BEGIN

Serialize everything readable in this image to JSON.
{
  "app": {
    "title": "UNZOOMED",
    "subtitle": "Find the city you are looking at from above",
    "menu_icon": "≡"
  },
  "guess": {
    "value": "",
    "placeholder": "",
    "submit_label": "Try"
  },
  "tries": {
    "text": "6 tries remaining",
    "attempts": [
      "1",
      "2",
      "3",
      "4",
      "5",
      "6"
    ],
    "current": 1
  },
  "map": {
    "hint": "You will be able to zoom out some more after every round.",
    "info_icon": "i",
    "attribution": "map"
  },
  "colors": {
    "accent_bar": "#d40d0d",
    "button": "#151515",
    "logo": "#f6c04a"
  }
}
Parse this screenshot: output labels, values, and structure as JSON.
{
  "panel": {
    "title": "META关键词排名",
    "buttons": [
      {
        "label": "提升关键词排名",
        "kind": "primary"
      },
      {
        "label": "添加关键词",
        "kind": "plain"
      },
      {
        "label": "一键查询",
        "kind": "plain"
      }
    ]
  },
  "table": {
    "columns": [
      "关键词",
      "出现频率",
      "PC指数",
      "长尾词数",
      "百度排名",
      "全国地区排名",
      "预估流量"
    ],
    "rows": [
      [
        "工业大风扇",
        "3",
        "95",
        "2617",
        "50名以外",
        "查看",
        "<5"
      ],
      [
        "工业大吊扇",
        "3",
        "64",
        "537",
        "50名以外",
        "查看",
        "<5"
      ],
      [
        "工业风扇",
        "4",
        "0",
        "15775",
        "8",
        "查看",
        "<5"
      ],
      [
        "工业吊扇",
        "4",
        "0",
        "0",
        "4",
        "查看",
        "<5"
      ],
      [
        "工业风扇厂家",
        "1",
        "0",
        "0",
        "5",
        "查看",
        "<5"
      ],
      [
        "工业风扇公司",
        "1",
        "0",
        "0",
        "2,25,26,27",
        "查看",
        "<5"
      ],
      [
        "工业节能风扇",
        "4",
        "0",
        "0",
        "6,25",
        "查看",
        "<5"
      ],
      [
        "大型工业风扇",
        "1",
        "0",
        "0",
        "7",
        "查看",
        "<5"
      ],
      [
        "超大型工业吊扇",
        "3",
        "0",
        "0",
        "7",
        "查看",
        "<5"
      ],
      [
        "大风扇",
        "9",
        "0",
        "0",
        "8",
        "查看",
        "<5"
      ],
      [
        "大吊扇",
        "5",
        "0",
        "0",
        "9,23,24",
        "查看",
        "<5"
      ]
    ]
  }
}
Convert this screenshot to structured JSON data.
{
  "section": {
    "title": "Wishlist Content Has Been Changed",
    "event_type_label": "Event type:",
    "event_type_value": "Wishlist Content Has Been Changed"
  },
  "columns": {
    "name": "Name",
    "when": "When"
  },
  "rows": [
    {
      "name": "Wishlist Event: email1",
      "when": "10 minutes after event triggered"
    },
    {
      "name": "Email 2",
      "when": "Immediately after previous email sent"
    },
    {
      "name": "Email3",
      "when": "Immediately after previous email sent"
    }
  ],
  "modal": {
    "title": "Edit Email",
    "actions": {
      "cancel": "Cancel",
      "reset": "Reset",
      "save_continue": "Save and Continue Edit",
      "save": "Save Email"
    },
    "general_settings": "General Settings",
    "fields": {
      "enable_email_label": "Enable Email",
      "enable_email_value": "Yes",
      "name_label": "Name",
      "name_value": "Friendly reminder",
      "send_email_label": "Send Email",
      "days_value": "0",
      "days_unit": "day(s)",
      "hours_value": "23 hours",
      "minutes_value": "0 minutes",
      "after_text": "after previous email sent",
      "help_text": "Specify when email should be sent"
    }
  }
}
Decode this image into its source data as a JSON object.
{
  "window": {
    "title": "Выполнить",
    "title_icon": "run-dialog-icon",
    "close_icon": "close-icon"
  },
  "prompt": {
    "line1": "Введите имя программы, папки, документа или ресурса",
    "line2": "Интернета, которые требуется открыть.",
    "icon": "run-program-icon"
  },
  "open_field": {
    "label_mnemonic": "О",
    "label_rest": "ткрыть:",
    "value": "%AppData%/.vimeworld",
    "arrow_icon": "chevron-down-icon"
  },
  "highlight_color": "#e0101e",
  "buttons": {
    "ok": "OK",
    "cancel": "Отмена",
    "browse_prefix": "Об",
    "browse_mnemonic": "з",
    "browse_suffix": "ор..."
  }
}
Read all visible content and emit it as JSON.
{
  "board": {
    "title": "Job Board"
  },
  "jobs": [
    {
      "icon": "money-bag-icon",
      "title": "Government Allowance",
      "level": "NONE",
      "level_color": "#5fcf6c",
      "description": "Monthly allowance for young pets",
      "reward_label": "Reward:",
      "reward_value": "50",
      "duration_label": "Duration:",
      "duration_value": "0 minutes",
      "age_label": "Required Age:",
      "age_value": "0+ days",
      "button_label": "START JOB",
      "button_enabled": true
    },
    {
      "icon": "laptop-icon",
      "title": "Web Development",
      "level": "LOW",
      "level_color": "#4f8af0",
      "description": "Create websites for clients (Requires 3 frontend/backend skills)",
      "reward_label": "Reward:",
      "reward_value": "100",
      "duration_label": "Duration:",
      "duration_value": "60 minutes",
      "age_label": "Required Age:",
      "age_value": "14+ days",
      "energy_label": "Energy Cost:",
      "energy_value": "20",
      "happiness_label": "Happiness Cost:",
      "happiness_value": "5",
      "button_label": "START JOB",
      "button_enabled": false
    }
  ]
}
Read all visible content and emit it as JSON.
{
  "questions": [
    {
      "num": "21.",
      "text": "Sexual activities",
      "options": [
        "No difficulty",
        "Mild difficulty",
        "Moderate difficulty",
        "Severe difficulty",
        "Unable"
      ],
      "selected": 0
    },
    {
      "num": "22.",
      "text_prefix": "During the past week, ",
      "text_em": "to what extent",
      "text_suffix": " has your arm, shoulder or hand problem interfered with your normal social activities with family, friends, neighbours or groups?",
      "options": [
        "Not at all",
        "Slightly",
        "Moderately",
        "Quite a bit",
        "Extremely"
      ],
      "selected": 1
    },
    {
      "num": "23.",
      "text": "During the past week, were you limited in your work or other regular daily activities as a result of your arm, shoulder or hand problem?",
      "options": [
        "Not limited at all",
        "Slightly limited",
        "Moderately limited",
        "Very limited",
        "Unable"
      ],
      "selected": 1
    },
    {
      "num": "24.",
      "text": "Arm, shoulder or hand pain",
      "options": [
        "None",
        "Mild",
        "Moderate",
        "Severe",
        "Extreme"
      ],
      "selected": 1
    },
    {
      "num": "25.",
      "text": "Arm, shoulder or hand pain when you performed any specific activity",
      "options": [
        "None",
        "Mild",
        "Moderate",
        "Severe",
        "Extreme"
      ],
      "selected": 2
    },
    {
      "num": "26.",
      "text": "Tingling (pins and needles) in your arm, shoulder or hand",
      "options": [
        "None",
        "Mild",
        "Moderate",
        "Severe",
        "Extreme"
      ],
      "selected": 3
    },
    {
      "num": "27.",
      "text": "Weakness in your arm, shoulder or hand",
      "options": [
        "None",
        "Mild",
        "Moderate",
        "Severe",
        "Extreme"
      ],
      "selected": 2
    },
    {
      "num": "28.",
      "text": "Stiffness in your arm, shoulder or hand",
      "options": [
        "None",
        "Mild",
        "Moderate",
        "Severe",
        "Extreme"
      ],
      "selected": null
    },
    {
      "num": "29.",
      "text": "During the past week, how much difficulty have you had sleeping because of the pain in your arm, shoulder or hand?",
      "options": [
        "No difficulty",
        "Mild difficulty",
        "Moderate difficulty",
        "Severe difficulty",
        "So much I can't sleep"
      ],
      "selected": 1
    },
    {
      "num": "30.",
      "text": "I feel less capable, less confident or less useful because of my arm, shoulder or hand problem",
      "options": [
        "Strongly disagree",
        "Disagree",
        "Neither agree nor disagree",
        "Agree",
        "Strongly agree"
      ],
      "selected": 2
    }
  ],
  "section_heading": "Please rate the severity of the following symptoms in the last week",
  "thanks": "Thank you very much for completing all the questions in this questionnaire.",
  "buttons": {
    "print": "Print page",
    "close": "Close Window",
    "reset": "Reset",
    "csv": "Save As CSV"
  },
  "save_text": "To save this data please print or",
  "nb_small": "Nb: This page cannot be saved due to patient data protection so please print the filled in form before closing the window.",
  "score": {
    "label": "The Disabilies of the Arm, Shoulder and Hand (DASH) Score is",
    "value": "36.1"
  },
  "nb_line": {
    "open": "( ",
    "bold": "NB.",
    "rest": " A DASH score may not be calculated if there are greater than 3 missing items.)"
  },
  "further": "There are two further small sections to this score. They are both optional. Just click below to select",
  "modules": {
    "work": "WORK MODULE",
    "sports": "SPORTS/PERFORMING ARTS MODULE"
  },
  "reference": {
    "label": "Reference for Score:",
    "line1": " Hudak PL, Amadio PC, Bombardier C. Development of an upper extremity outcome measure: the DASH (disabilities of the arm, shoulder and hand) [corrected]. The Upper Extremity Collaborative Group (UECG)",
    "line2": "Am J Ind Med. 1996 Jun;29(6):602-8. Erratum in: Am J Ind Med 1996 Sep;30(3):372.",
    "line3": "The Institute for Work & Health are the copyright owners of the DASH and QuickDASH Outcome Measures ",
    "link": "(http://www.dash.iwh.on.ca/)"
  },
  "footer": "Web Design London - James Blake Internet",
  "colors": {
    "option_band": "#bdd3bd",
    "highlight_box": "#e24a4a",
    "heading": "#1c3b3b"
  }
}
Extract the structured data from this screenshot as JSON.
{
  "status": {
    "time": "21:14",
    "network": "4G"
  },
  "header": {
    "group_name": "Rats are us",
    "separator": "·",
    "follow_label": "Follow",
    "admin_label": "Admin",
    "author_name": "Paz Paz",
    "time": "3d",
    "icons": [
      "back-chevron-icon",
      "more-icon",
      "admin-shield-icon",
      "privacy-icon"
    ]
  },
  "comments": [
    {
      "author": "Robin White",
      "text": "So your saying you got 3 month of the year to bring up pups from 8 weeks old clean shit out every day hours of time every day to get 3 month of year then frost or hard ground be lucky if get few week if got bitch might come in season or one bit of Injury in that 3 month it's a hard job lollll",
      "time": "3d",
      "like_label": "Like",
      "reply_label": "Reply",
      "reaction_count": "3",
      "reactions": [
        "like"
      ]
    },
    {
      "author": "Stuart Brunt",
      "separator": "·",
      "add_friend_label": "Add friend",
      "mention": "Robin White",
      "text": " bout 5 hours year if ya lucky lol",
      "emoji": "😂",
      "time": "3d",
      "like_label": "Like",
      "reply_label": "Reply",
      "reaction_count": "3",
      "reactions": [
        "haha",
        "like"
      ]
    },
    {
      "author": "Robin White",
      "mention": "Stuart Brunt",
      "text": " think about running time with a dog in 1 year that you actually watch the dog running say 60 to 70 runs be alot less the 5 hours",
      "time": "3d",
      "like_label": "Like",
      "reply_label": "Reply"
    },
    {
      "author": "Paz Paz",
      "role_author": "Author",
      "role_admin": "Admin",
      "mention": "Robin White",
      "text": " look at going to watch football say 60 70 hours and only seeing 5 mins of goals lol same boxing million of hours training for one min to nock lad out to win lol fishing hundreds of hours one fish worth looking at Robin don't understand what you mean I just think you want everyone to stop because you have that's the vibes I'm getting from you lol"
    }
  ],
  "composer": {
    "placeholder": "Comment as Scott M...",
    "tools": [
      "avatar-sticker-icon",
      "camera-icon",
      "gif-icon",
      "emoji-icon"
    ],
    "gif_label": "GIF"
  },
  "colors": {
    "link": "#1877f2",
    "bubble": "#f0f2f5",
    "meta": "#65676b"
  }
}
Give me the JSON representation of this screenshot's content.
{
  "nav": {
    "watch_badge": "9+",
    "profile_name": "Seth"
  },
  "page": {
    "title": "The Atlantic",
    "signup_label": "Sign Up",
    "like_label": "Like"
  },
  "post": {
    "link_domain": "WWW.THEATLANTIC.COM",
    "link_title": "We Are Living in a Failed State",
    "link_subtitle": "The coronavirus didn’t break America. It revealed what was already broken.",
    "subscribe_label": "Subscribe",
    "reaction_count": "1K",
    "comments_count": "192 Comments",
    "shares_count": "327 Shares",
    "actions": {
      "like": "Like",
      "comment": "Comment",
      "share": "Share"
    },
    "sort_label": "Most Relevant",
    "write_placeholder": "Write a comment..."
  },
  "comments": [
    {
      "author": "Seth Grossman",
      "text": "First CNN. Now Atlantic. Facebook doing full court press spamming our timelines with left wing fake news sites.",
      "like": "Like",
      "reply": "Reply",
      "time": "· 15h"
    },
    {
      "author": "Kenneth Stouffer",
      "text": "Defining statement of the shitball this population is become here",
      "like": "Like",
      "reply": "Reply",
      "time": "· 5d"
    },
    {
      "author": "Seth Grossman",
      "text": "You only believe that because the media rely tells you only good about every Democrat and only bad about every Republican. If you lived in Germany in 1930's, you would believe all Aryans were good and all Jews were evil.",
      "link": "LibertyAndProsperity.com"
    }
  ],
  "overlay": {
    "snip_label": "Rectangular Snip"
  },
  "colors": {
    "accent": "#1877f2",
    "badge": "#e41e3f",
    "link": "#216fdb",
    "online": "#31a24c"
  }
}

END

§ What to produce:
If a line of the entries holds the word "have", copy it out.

§ Answer section:
      "text": "During the past week, how much difficulty have you had sleeping because of the pain in your arm, shoulder or hand?",
      "text": " look at going to watch football say 60 70 hours and only seeing 5 mins of goals lol same boxing million of hours training for one min to nock lad out to win lol fishing hundreds of hours one fish worth looking at Robin don't understand what you mean I just think you want everyone to stop because you have that's the vibes I'm getting from you lol"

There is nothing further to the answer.